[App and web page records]

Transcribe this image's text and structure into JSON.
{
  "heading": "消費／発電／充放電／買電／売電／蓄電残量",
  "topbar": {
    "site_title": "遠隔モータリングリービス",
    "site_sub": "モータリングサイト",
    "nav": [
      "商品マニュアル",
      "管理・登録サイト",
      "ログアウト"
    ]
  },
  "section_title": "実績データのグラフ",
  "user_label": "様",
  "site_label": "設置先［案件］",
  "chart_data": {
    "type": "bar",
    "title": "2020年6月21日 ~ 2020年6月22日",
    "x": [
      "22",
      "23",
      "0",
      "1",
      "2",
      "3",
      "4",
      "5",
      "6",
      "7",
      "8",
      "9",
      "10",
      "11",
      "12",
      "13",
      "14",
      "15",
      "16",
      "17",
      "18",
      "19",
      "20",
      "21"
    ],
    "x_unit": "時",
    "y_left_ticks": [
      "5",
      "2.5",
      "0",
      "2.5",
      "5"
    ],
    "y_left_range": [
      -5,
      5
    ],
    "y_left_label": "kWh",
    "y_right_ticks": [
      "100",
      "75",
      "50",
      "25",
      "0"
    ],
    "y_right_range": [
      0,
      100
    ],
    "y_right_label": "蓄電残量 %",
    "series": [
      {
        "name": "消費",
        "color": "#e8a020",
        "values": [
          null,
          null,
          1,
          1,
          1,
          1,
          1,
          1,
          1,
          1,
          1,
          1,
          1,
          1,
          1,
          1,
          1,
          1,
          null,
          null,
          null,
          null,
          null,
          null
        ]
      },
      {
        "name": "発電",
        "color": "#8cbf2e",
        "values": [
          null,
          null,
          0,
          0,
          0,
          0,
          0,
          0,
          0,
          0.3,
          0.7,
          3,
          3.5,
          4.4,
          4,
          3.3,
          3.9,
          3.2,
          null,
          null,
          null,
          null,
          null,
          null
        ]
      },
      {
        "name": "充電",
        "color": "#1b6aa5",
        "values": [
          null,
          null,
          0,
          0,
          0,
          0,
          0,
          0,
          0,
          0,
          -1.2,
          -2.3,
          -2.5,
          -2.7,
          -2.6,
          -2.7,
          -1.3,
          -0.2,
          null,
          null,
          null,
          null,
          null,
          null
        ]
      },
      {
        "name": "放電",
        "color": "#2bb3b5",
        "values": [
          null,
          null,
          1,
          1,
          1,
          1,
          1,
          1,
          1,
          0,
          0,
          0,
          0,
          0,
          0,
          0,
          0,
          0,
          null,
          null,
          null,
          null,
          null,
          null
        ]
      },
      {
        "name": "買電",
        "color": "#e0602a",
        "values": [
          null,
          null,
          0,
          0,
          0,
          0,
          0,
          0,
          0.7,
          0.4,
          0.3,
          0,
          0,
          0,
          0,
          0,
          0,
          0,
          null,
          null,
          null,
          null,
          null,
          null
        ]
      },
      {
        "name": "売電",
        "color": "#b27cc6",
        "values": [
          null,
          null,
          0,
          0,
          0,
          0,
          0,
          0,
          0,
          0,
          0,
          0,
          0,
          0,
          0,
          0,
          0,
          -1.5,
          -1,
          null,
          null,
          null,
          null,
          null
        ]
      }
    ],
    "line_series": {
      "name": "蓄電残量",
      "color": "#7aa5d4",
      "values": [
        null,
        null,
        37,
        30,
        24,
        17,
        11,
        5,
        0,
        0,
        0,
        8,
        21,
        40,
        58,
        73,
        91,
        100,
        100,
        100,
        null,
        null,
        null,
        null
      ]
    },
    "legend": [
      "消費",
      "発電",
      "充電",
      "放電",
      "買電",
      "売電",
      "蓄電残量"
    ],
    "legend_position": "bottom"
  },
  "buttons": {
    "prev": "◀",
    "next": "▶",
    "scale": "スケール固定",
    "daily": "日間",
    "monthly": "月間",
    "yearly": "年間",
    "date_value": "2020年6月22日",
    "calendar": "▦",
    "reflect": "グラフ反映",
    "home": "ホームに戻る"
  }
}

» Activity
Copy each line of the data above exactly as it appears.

» Your response
Transcribe this image's text and structure into JSON.
{
  "heading": "消費／発電／充放電／買電／売電／蓄電残量",
  "topbar": {
    "site_title": "遠隔モータリングリービス",
    "site_sub": "モータリングサイト",
    "nav": [
      "商品マニュアル",
      "管理・登録サイト",
      "ログアウト"
    ]
  },
  "section_title": "実績データのグラフ",
  "user_label": "様",
  "site_label": "設置先［案件］",
  "chart_data": {
    "type": "bar",
    "title": "2020年6月21日 ~ 2020年6月22日",
    "x": [
      "22",
      "23",
      "0",
      "1",
      "2",
      "3",
      "4",
      "5",
      "6",
      "7",
      "8",
      "9",
      "10",
      "11",
      "12",
      "13",
      "14",
      "15",
      "16",
      "17",
      "18",
      "19",
      "20",
      "21"
    ],
    "x_unit": "時",
    "y_left_ticks": [
      "5",
      "2.5",
      "0",
      "2.5",
      "5"
    ],
    "y_left_range": [
      -5,
      5
    ],
    "y_left_label": "kWh",
    "y_right_ticks": [
      "100",
      "75",
      "50",
      "25",
      "0"
    ],
    "y_right_range": [
      0,
      100
    ],
    "y_right_label": "蓄電残量 %",
    "series": [
      {
        "name": "消費",
        "color": "#e8a020",
        "values": [
          null,
          null,
          1,
          1,
          1,
          1,
          1,
          1,
          1,
          1,
          1,
          1,
          1,
          1,
          1,
          1,
          1,
          1,
          null,
          null,
          null,
          null,
          null,
          null
        ]
      },
      {
        "name": "発電",
        "color": "#8cbf2e",
        "values": [
          null,
          null,
          0,
          0,
          0,
          0,
          0,
          0,
          0,
          0.3,
          0.7,
          3,
          3.5,
          4.4,
          4,
          3.3,
          3.9,
          3.2,
          null,
          null,
          null,
          null,
          null,
          null
        ]
      },
      {
        "name": "充電",
        "color": "#1b6aa5",
        "values": [
          null,
          null,
          0,
          0,
          0,
          0,
          0,
          0,
          0,
          0,
          -1.2,
          -2.3,
          -2.5,
          -2.7,
          -2.6,
          -2.7,
          -1.3,
          -0.2,
          null,
          null,
          null,
          null,
          null,
          null
        ]
      },
      {
        "name": "放電",
        "color": "#2bb3b5",
        "values": [
          null,
          null,
          1,
          1,
          1,
          1,
          1,
          1,
          1,
          0,
          0,
          0,
          0,
          0,
          0,
          0,
          0,
          0,
          null,
          null,
          null,
          null,
          null,
          null
        ]
      },
      {
        "name": "買電",
        "color": "#e0602a",
        "values": [
          null,
          null,
          0,
          0,
          0,
          0,
          0,
          0,
          0.7,
          0.4,
          0.3,
          0,
          0,
          0,
          0,
          0,
          0,
          0,
          null,
          null,
          null,
          null,
          null,
          null
        ]
      },
      {
        "name": "売電",
        "color": "#b27cc6",
        "values": [
          null,
          null,
          0,
          0,
          0,
          0,
          0,
          0,
          0,
          0,
          0,
          0,
          0,
          0,
          0,
          0,
          0,
          -1.5,
          -1,
          null,
          null,
          null,
          null,
          null
        ]
      }
    ],
    "line_series": {
      "name": "蓄電残量",
      "color": "#7aa5d4",
      "values": [
        null,
        null,
        37,
        30,
        24,
        17,
        11,
        5,
        0,
        0,
        0,
        8,
        21,
        40,
        58,
        73,
        91,
        100,
        100,
        100,
        null,
        null,
        null,
        null
      ]
    },
    "legend": [
      "消費",
      "発電",
      "充電",
      "放電",
      "買電",
      "売電",
      "蓄電残量"
    ],
    "legend_position": "bottom"
  },
  "buttons": {
    "prev": "◀",
    "next": "▶",
    "scale": "スケール固定",
    "daily": "日間",
    "monthly": "月間",
    "yearly": "年間",
    "date_value": "2020年6月22日",
    "calendar": "▦",
    "reflect": "グラフ反映",
    "home": "ホームに戻る"
  }
}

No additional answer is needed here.